--- START ---

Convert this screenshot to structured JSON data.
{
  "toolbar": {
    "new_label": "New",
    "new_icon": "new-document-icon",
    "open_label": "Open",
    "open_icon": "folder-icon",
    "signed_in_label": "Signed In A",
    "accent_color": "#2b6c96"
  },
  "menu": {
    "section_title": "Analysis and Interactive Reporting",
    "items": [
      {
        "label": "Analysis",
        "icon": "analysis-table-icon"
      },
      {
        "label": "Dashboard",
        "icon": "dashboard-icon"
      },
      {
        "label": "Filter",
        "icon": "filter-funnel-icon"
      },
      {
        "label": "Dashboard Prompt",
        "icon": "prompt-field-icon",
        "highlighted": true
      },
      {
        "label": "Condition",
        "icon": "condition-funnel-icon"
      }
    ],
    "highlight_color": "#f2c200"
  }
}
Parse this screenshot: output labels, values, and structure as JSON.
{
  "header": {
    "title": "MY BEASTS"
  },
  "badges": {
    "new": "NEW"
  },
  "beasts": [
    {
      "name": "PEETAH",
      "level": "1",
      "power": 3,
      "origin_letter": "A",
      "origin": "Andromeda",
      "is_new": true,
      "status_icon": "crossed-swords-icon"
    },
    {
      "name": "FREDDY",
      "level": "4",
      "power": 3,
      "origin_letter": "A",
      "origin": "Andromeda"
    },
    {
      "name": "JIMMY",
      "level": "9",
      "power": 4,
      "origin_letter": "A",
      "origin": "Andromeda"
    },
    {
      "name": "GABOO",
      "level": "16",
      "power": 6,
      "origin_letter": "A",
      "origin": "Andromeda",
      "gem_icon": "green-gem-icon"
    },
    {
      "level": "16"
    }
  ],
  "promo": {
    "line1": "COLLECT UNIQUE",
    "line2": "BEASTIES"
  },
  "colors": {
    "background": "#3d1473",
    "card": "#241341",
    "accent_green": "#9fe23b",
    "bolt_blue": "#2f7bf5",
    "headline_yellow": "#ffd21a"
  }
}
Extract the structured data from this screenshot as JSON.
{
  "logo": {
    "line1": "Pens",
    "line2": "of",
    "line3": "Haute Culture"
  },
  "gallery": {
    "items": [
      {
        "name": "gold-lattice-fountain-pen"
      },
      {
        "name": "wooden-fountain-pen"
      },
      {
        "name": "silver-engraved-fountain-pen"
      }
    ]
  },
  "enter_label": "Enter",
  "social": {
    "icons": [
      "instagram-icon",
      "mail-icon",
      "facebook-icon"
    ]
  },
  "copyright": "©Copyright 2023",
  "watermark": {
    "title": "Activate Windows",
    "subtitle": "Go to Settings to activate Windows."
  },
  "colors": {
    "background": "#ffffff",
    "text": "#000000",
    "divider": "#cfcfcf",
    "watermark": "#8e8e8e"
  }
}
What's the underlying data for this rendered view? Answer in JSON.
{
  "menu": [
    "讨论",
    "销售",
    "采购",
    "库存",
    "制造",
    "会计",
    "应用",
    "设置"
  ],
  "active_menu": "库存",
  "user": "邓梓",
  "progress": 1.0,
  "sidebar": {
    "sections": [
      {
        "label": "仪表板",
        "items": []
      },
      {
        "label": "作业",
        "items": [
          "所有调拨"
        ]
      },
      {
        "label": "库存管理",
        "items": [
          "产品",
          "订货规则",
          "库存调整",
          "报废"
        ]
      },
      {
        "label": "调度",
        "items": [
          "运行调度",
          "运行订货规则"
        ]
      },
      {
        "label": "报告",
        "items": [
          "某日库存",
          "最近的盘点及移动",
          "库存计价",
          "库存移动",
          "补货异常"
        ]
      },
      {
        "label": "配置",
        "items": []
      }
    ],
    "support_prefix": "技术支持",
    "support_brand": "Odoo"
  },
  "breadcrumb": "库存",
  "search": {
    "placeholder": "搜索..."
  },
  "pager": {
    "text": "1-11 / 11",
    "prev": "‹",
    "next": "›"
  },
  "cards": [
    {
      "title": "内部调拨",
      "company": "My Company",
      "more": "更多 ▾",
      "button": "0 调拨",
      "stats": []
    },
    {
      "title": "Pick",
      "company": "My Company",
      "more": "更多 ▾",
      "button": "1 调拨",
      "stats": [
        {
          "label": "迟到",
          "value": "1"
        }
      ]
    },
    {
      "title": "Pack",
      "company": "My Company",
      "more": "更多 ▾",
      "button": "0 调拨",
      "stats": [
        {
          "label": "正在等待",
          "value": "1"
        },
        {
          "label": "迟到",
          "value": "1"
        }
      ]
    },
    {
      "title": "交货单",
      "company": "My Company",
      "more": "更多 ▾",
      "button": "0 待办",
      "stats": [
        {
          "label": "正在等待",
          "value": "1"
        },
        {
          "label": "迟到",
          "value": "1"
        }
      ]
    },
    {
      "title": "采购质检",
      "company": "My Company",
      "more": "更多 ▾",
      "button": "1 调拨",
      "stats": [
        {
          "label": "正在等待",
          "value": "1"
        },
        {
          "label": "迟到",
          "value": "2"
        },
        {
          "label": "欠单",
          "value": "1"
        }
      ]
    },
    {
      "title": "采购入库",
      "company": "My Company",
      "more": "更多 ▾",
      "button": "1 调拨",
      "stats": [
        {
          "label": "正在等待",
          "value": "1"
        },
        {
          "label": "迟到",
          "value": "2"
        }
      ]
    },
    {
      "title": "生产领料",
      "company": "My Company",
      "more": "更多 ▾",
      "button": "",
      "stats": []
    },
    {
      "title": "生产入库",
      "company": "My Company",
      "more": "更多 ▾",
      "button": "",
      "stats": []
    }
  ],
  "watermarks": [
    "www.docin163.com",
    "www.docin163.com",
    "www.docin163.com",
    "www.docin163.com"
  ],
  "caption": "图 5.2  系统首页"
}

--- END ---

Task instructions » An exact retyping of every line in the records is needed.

Reply »
Convert this screenshot to structured JSON data.
{
  "toolbar": {
    "new_label": "New",
    "new_icon": "new-document-icon",
    "open_label": "Open",
    "open_icon": "folder-icon",
    "signed_in_label": "Signed In A",
    "accent_color": "#2b6c96"
  },
  "menu": {
    "section_title": "Analysis and Interactive Reporting",
    "items": [
      {
        "label": "Analysis",
        "icon": "analysis-table-icon"
      },
      {
        "label": "Dashboard",
        "icon": "dashboard-icon"
      },
      {
        "label": "Filter",
        "icon": "filter-funnel-icon"
      },
      {
        "label": "Dashboard Prompt",
        "icon": "prompt-field-icon",
        "highlighted": true
      },
      {
        "label": "Condition",
        "icon": "condition-funnel-icon"
      }
    ],
    "highlight_color": "#f2c200"
  }
}
Parse this screenshot: output labels, values, and structure as JSON.
{
  "header": {
    "title": "MY BEASTS"
  },
  "badges": {
    "new": "NEW"
  },
  "beasts": [
    {
      "name": "PEETAH",
      "level": "1",
      "power": 3,
      "origin_letter": "A",
      "origin": "Andromeda",
      "is_new": true,
      "status_icon": "crossed-swords-icon"
    },
    {
      "name": "FREDDY",
      "level": "4",
      "power": 3,
      "origin_letter": "A",
      "origin": "Andromeda"
    },
    {
      "name": "JIMMY",
      "level": "9",
      "power": 4,
      "origin_letter": "A",
      "origin": "Andromeda"
    },
    {
      "name": "GABOO",
      "level": "16",
      "power": 6,
      "origin_letter": "A",
      "origin": "Andromeda",
      "gem_icon": "green-gem-icon"
    },
    {
      "level": "16"
    }
  ],
  "promo": {
    "line1": "COLLECT UNIQUE",
    "line2": "BEASTIES"
  },
  "colors": {
    "background": "#3d1473",
    "card": "#241341",
    "accent_green": "#9fe23b",
    "bolt_blue": "#2f7bf5",
    "headline_yellow": "#ffd21a"
  }
}
Extract the structured data from this screenshot as JSON.
{
  "logo": {
    "line1": "Pens",
    "line2": "of",
    "line3": "Haute Culture"
  },
  "gallery": {
    "items": [
      {
        "name": "gold-lattice-fountain-pen"
      },
      {
        "name": "wooden-fountain-pen"
      },
      {
        "name": "silver-engraved-fountain-pen"
      }
    ]
  },
  "enter_label": "Enter",
  "social": {
    "icons": [
      "instagram-icon",
      "mail-icon",
      "facebook-icon"
    ]
  },
  "copyright": "©Copyright 2023",
  "watermark": {
    "title": "Activate Windows",
    "subtitle": "Go to Settings to activate Windows."
  },
  "colors": {
    "background": "#ffffff",
    "text": "#000000",
    "divider": "#cfcfcf",
    "watermark": "#8e8e8e"
  }
}
What's the underlying data for this rendered view? Answer in JSON.
{
  "menu": [
    "讨论",
    "销售",
    "采购",
    "库存",
    "制造",
    "会计",
    "应用",
    "设置"
  ],
  "active_menu": "库存",
  "user": "邓梓",
  "progress": 1.0,
  "sidebar": {
    "sections": [
      {
        "label": "仪表板",
        "items": []
      },
      {
        "label": "作业",
        "items": [
          "所有调拨"
        ]
      },
      {
        "label": "库存管理",
        "items": [
          "产品",
          "订货规则",
          "库存调整",
          "报废"
        ]
      },
      {
        "label": "调度",
        "items": [
          "运行调度",
          "运行订货规则"
        ]
      },
      {
        "label": "报告",
        "items": [
          "某日库存",
          "最近的盘点及移动",
          "库存计价",
          "库存移动",
          "补货异常"
        ]
      },
      {
        "label": "配置",
        "items": []
      }
    ],
    "support_prefix": "技术支持",
    "support_brand": "Odoo"
  },
  "breadcrumb": "库存",
  "search": {
    "placeholder": "搜索..."
  },
  "pager": {
    "text": "1-11 / 11",
    "prev": "‹",
    "next": "›"
  },
  "cards": [
    {
      "title": "内部调拨",
      "company": "My Company",
      "more": "更多 ▾",
      "button": "0 调拨",
      "stats": []
    },
    {
      "title": "Pick",
      "company": "My Company",
      "more": "更多 ▾",
      "button": "1 调拨",
      "stats": [
        {
          "label": "迟到",
          "value": "1"
        }
      ]
    },
    {
      "title": "Pack",
      "company": "My Company",
      "more": "更多 ▾",
      "button": "0 调拨",
      "stats": [
        {
          "label": "正在等待",
          "value": "1"
        },
        {
          "label": "迟到",
          "value": "1"
        }
      ]
    },
    {
      "title": "交货单",
      "company": "My Company",
      "more": "更多 ▾",
      "button": "0 待办",
      "stats": [
        {
          "label": "正在等待",
          "value": "1"
        },
        {
          "label": "迟到",
          "value": "1"
        }
      ]
    },
    {
      "title": "采购质检",
      "company": "My Company",
      "more": "更多 ▾",
      "button": "1 调拨",
      "stats": [
        {
          "label": "正在等待",
          "value": "1"
        },
        {
          "label": "迟到",
          "value": "2"
        },
        {
          "label": "欠单",
          "value": "1"
        }
      ]
    },
    {
      "title": "采购入库",
      "company": "My Company",
      "more": "更多 ▾",
      "button": "1 调拨",
      "stats": [
        {
          "label": "正在等待",
          "value": "1"
        },
        {
          "label": "迟到",
          "value": "2"
        }
      ]
    },
    {
      "title": "生产领料",
      "company": "My Company",
      "more": "更多 ▾",
      "button": "",
      "stats": []
    },
    {
      "title": "生产入库",
      "company": "My Company",
      "more": "更多 ▾",
      "button": "",
      "stats": []
    }
  ],
  "watermarks": [
    "www.docin163.com",
    "www.docin163.com",
    "www.docin163.com",
    "www.docin163.com"
  ],
  "caption": "图 5.2  系统首页"
}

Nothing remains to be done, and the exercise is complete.